Situated 2 km north of Donabate, this is a relatively small, narrow estuary separated from the sea by a sand/shingle-bar and divided by the Dublin-Belfast railway line. The estuary drains almost completely at low tide, exposing extensive mudflats with some saltmarsh. The largest municipal dump in Ireland is situated on the north-east shore of the site.
This is an important site for wintering waterfowl. Additional species wintering in numbers of national importance include Tadorna tadorna (827 birds, 1996), Anas crecca (677 birds, 1995), Pluvialis apricaria (4,000 birds, 1996), Vanellus vanellus (7,735 birds, 1996) and Tringa totanus (861 birds, 1996).
Pressure/threats to key biodiversity
Since starting in 1970, municipal rubbish-dumping has destroyed 44 ha of intertidal mudflat. Infestation of remaining mudflat by non-native cord-grass Spartina threatens habitat quality, and there is increasing pressure on the site from recreation, amenity and adjacent urban development. BirdWatch Ireland owns a 24 ha reserve of wet grassland, bordering the inner part of the estuary, and, with support from the local authority, have recently constructed a hide on the estuary's south shore. The site lies within a proposed candidate Special Area for Conservation (Rogerstown estuary; area not known).
National High International Partial196 ha of IBA covered by Nature Reserve (Rogerstown Estuary, 196 ha). 368 ha of IBA covered by Wildfowl Sanctuary (Rogerstown Estuary, 368 ha). 195 ha of IBA covered by Ramsar Site (Rogerstown Estuary, 195 ha). 196 ha of IBA covered by Special Protection Area (Rogerstown Estuary, 196 ha).
BirdLife International (2022) Important Bird Areas factsheet: Rogerstown estuary.
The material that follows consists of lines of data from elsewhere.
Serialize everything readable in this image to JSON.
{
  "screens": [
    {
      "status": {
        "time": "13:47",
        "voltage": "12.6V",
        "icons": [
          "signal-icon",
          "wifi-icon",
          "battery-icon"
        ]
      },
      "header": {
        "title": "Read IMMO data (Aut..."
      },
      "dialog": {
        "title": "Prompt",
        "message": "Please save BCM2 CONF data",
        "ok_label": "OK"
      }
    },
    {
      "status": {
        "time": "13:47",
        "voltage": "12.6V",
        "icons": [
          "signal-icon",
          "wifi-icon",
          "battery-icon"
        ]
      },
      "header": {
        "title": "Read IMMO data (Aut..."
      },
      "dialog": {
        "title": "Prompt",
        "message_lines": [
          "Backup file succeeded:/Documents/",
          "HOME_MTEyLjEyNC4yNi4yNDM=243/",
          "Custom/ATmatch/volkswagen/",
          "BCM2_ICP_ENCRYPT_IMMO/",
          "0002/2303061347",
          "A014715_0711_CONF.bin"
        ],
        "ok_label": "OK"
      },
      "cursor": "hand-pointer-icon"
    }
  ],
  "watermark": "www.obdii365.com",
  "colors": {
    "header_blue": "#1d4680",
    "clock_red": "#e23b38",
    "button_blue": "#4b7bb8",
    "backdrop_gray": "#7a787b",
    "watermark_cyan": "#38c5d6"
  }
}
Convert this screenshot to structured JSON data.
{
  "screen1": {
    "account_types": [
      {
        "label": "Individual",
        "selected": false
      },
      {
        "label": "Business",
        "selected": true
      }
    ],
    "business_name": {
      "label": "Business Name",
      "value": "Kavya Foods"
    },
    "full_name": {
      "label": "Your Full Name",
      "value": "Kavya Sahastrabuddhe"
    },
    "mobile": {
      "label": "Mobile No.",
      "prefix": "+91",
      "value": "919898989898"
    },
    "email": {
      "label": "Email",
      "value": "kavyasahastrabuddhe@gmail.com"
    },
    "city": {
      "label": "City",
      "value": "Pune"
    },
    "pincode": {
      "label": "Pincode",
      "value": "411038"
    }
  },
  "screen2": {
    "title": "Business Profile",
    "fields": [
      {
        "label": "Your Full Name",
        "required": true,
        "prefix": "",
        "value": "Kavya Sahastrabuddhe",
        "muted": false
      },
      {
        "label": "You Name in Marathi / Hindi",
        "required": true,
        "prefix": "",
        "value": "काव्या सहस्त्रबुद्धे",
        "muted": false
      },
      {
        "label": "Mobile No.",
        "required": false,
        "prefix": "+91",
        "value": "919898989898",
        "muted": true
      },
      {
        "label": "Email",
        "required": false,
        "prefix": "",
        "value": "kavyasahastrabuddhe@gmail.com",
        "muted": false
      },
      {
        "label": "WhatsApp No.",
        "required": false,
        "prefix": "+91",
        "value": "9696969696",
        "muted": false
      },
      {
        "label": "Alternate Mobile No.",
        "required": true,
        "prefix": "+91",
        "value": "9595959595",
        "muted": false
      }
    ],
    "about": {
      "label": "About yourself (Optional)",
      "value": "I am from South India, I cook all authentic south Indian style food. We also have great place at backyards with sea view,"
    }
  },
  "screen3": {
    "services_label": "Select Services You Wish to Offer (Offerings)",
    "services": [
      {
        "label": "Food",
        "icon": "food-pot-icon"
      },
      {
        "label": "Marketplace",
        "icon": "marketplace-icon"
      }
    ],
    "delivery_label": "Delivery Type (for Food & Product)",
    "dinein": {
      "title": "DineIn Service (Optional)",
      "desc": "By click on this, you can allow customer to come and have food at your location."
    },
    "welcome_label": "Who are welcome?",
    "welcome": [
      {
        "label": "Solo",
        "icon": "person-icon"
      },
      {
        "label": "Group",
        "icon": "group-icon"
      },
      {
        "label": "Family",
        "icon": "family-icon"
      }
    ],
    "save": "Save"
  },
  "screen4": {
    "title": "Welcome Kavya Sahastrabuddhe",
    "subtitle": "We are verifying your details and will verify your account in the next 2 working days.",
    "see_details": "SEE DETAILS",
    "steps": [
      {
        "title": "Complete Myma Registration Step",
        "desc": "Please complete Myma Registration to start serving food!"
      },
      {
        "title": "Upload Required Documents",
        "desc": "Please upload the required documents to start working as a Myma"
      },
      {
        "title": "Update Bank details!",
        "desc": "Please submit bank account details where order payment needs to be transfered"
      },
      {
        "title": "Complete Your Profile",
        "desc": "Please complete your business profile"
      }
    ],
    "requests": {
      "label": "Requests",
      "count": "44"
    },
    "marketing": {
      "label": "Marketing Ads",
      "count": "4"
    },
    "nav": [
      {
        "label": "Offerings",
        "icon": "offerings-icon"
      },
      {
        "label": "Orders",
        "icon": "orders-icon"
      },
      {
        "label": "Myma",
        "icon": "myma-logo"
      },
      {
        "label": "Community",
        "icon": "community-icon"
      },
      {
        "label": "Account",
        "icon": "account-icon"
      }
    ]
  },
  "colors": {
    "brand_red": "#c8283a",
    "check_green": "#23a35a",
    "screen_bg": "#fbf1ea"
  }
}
Downloaded from
http://www.birdlife.org on 29/01/2022.